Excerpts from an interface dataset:
=====

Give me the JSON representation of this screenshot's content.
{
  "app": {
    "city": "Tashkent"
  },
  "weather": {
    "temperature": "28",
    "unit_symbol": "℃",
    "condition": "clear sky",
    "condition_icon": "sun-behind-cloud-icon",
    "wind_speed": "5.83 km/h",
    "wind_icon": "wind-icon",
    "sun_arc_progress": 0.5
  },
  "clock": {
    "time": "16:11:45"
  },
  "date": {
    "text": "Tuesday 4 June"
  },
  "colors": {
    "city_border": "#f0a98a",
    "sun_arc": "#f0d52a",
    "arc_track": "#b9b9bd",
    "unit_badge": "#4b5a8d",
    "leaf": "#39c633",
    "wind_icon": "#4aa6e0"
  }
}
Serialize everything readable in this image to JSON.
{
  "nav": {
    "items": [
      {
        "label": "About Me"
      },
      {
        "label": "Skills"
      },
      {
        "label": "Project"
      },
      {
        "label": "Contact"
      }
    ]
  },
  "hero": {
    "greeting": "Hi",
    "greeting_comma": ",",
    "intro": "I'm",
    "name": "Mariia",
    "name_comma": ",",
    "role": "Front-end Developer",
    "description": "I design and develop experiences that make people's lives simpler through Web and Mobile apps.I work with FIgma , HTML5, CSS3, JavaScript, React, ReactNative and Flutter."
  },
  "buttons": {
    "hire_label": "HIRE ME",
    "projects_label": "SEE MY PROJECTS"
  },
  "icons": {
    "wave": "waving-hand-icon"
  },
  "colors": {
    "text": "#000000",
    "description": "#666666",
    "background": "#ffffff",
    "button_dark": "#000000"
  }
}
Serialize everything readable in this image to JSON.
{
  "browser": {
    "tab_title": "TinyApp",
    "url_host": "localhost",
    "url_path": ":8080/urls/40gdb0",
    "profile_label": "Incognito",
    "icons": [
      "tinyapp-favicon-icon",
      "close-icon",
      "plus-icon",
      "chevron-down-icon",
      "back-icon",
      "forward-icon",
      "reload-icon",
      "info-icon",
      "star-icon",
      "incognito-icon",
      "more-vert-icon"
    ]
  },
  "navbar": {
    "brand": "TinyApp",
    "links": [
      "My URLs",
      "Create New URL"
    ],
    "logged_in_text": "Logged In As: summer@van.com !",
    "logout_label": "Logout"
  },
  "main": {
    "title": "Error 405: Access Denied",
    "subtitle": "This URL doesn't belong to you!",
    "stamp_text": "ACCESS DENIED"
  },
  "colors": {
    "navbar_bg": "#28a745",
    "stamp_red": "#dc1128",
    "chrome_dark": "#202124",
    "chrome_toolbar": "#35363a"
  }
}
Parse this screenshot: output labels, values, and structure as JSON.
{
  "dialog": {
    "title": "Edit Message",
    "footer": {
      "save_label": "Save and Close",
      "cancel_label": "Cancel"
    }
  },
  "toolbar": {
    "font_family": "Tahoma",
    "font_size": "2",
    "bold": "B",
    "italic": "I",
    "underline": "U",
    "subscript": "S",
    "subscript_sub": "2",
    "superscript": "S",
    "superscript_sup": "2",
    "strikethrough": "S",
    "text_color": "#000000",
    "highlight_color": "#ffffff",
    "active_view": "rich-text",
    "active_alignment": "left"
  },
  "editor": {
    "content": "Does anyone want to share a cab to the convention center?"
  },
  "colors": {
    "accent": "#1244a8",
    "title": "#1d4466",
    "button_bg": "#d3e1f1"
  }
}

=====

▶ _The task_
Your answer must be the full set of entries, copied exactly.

▶ _Output of the exercise_
Give me the JSON representation of this screenshot's content.
{
  "app": {
    "city": "Tashkent"
  },
  "weather": {
    "temperature": "28",
    "unit_symbol": "℃",
    "condition": "clear sky",
    "condition_icon": "sun-behind-cloud-icon",
    "wind_speed": "5.83 km/h",
    "wind_icon": "wind-icon",
    "sun_arc_progress": 0.5
  },
  "clock": {
    "time": "16:11:45"
  },
  "date": {
    "text": "Tuesday 4 June"
  },
  "colors": {
    "city_border": "#f0a98a",
    "sun_arc": "#f0d52a",
    "arc_track": "#b9b9bd",
    "unit_badge": "#4b5a8d",
    "leaf": "#39c633",
    "wind_icon": "#4aa6e0"
  }
}
Serialize everything readable in this image to JSON.
{
  "nav": {
    "items": [
      {
        "label": "About Me"
      },
      {
        "label": "Skills"
      },
      {
        "label": "Project"
      },
      {
        "label": "Contact"
      }
    ]
  },
  "hero": {
    "greeting": "Hi",
    "greeting_comma": ",",
    "intro": "I'm",
    "name": "Mariia",
    "name_comma": ",",
    "role": "Front-end Developer",
    "description": "I design and develop experiences that make people's lives simpler through Web and Mobile apps.I work with FIgma , HTML5, CSS3, JavaScript, React, ReactNative and Flutter."
  },
  "buttons": {
    "hire_label": "HIRE ME",
    "projects_label": "SEE MY PROJECTS"
  },
  "icons": {
    "wave": "waving-hand-icon"
  },
  "colors": {
    "text": "#000000",
    "description": "#666666",
    "background": "#ffffff",
    "button_dark": "#000000"
  }
}
Serialize everything readable in this image to JSON.
{
  "browser": {
    "tab_title": "TinyApp",
    "url_host": "localhost",
    "url_path": ":8080/urls/40gdb0",
    "profile_label": "Incognito",
    "icons": [
      "tinyapp-favicon-icon",
      "close-icon",
      "plus-icon",
      "chevron-down-icon",
      "back-icon",
      "forward-icon",
      "reload-icon",
      "info-icon",
      "star-icon",
      "incognito-icon",
      "more-vert-icon"
    ]
  },
  "navbar": {
    "brand": "TinyApp",
    "links": [
      "My URLs",
      "Create New URL"
    ],
    "logged_in_text": "Logged In As: summer@van.com !",
    "logout_label": "Logout"
  },
  "main": {
    "title": "Error 405: Access Denied",
    "subtitle": "This URL doesn't belong to you!",
    "stamp_text": "ACCESS DENIED"
  },
  "colors": {
    "navbar_bg": "#28a745",
    "stamp_red": "#dc1128",
    "chrome_dark": "#202124",
    "chrome_toolbar": "#35363a"
  }
}
Parse this screenshot: output labels, values, and structure as JSON.
{
  "dialog": {
    "title": "Edit Message",
    "footer": {
      "save_label": "Save and Close",
      "cancel_label": "Cancel"
    }
  },
  "toolbar": {
    "font_family": "Tahoma",
    "font_size": "2",
    "bold": "B",
    "italic": "I",
    "underline": "U",
    "subscript": "S",
    "subscript_sub": "2",
    "superscript": "S",
    "superscript_sup": "2",
    "strikethrough": "S",
    "text_color": "#000000",
    "highlight_color": "#ffffff",
    "active_view": "rich-text",
    "active_alignment": "left"
  },
  "editor": {
    "content": "Does anyone want to share a cab to the convention center?"
  },
  "colors": {
    "accent": "#1244a8",
    "title": "#1d4466",
    "button_bg": "#d3e1f1"
  }
}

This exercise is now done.